(Items from an interface collection)
▼
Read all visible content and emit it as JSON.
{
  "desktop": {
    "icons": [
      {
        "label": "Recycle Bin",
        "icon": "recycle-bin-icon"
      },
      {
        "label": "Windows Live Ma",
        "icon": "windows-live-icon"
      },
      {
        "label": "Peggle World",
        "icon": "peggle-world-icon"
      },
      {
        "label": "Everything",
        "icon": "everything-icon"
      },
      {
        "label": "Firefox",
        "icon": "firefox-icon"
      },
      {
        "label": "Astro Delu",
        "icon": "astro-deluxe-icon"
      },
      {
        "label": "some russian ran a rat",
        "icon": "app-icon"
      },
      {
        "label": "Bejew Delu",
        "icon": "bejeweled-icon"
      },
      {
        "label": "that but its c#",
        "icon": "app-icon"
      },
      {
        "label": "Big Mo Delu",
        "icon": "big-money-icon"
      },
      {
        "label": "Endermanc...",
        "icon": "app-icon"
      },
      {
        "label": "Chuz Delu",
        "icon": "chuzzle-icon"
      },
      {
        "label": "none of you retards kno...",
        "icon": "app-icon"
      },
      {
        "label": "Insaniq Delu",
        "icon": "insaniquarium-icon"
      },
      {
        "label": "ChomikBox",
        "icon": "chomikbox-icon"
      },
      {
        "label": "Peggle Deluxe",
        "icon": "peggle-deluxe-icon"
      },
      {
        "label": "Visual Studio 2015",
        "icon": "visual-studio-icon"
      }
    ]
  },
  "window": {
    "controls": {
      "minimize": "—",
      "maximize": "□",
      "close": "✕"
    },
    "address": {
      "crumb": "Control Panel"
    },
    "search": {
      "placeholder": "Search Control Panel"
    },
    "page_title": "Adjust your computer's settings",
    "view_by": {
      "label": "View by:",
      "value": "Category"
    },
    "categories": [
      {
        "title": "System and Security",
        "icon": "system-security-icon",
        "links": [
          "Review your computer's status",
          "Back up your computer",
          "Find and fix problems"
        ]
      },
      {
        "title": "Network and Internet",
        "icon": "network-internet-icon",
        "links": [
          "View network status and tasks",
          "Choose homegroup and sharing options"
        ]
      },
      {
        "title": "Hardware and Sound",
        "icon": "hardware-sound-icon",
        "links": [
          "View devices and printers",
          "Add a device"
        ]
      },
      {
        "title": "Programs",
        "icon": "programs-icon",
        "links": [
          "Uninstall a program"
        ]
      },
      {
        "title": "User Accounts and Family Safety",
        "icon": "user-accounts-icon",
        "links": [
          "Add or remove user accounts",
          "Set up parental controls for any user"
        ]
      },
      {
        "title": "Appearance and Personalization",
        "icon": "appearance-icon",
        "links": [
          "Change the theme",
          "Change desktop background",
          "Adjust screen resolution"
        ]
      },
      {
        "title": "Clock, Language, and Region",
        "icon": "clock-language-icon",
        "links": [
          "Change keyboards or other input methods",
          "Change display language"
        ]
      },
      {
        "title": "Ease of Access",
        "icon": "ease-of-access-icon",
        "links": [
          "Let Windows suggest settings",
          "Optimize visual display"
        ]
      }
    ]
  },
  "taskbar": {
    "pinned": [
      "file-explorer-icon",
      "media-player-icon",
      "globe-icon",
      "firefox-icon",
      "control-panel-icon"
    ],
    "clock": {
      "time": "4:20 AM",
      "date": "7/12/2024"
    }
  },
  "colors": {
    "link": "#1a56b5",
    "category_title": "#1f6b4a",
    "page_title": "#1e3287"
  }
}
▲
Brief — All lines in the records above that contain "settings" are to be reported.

Response below —
    "page_title": "Adjust your computer's settings",
          "Let Windows suggest settings",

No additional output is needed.